Kirchhoff’s Voltage Low – Kirchhoff’s Second Low (KVL)
The total voltage around In any closed loop network, the loop is equal to the sum of all voltage drops in the same loop” equal to zero.
Say that the algebraic sum of all voltages in the loop must be equal to zero.
Start at any point of the loop and continue in defined direction, counting the positive and negative voltage drops algebraically, and returning back to the same starting point.Going same direction of clockwise or anti-clockwise is important.
In the analysis of DC circuit theory, there are several terms that frequently used. Those are as follows.
Common DC Circuit Theory Terms:
- Circuit – a circuit is a closed loop or path of a circuit an electrical current flows.
- Path – a line of electrical elements connected
- Node – A junction, connection or terminal within a circuit which there are two or more elements connected and joined.
- Branch – single or group of components including resistors, voltage sources connecting each other.
- Loop – simple closed path in a circuit which the elements connected in.
- Mesh – A series of loops
Find current i3 at the node shown below
i1 and i2 currents are comming into the node and i3 and i4 are going out of the node.
Now applying KCL at the given node.
i1+i2 = i3+i4
Substitute the known quantities
Solve for i3
i3=7 =7 A
Find currents i3 and i4 at the nodes N1 and N2 shown below.
Example No 2:
Find i3 and i4
In this example the current i3 and i4 flow direction is not given.

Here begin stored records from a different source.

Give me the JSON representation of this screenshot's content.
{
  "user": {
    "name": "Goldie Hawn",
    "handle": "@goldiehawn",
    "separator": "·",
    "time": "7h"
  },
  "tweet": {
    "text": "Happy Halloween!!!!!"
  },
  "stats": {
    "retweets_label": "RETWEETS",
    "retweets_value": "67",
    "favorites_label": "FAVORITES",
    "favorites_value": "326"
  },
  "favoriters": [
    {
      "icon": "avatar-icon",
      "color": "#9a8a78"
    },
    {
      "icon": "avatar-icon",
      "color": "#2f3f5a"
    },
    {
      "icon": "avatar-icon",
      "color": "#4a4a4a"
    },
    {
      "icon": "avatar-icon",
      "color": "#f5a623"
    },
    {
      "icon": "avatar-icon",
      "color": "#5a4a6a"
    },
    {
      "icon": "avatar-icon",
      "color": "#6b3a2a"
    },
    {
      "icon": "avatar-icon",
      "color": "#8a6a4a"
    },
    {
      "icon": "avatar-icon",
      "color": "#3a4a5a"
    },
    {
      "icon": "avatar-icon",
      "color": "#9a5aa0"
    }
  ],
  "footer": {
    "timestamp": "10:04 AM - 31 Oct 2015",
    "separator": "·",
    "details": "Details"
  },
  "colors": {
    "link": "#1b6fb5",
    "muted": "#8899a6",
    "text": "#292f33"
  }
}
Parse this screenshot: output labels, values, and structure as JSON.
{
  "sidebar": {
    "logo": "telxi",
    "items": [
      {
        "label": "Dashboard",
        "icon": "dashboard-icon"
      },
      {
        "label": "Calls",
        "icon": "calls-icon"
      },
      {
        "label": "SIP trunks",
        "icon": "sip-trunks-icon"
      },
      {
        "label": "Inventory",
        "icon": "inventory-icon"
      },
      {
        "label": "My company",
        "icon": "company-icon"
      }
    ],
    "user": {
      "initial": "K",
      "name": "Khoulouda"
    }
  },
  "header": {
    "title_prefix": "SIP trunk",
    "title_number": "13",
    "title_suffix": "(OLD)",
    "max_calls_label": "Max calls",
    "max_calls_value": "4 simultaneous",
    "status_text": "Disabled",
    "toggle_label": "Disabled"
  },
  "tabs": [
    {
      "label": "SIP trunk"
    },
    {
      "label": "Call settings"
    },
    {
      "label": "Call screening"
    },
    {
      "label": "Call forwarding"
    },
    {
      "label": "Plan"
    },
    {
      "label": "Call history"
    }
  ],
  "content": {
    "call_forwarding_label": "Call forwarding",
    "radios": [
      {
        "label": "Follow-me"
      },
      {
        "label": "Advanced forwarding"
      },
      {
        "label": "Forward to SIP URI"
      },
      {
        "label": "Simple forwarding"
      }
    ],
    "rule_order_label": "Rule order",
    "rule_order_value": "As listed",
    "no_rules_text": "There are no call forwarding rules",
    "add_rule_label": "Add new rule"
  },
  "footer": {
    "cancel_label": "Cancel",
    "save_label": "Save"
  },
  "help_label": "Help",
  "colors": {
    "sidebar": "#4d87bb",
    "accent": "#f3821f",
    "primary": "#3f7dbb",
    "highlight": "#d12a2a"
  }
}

So it should assume i3 flowing out of node N1 and i4 flowing out of node N2 as shown below (in red) and use Kirchhoff’s current law. So if any changers as the assumption of the direction there will be a minus value result in the calculation. So careful when find the minus result of current.
At node N1, i1 flows into N1 and i2 and i3 flow out of N1, hence
i1 = i2 + i3
Substitute by known quantities
55 = 99 + i3
Solve for i3
Because i3 is negative, i3 flows into node N1
At node N2, i3 and i5 flows into N2 and i4 flows out of N2, hence
i3+i5 = i4
Substitute by known quantities
−4+10 = i4
Solve for i4
because i4 is positive it therefore flows out of node N2
Use Kirchhoff’s Law of Voltage and all possible closed loops to write equations involving voltages in the circuit below and explain the signs of the voltages.
Step 1: Set negative and positive polarities for all emf or voltage sources.
Step 2: From negative to the positive polarity, we set arrows of each voltage..
Step 3: Use KVL to write the equations
so around the loop if arrow in same direction as we selected, it is positive otherwise negative.
: The arrow of the voltage source e“>e
e is in the same direction as the loop counted as positive positive. The arrows of voltages VR1“>VR1
and VR2“>VR2, across the resistors, are against the direction and counted as negative.
Kirchhoff’s Law for loop L1“>L1
L2: The arrows of the voltage VR2“>VR2
VR2 is in the same direction of the loop hence positive. The arrows of voltages VR2“>VR2
VR2, is against the direction of the loop hence negative.
Kirchhoff’s Law for loop L2“>L2
L3: The arrows of the voltage source e“>e
e is in the same direction as the loop hence positive. The arrows of voltages VR1“>VR1
VR1 and VR3“>VR3
VR3, are against the direction of the loop hence negative.
Kirchhoff’s Law for loop L3“>L3
Team – Newsican
- NOMINATIONS FOR THE 42ND ANNUAL DAYTIME EMMY® AWARDS TO BE ANNOUNCED LIVE ON TUESDAY, MARCH 31ST ON “THE TALK” ON CBS
- The Best Freelancing Marketplace – Fiverr – All you Need to know
- Europe, Germany, UK Exclusive Crime News Updates – crimenewstime.de
- Best Crypto Exchangers or Crypto Trading Platforms
- Best Customer Services in Hosting Companies – Realtime Experience